What to produce: Scan the records for the word "name". Return each line where it is found.

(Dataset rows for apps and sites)
════════════════════

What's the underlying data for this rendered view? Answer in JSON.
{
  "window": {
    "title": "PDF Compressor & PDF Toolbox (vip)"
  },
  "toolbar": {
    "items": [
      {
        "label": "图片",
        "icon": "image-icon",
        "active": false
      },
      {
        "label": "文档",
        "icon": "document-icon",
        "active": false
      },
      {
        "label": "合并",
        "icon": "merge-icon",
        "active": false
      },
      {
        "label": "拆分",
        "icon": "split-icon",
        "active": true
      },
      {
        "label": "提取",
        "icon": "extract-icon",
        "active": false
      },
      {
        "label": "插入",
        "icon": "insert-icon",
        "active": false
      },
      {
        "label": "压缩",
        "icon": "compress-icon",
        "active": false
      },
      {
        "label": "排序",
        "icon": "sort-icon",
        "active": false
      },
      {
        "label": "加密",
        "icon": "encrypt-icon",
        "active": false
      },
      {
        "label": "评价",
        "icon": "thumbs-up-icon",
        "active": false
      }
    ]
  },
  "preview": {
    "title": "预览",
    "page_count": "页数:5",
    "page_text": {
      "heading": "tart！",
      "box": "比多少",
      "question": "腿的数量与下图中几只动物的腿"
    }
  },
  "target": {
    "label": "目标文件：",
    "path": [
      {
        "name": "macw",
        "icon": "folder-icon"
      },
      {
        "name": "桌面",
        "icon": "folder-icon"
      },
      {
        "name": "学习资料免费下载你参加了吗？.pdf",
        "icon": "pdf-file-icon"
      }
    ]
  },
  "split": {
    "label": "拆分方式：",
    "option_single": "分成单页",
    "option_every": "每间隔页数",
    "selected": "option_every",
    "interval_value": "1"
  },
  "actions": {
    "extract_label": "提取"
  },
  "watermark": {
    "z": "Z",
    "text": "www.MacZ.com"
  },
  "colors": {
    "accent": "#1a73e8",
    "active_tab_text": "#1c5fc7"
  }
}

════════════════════

Exercise response:
        "name": "macw",
        "name": "桌面",
        "name": "学习资料免费下载你参加了吗？.pdf",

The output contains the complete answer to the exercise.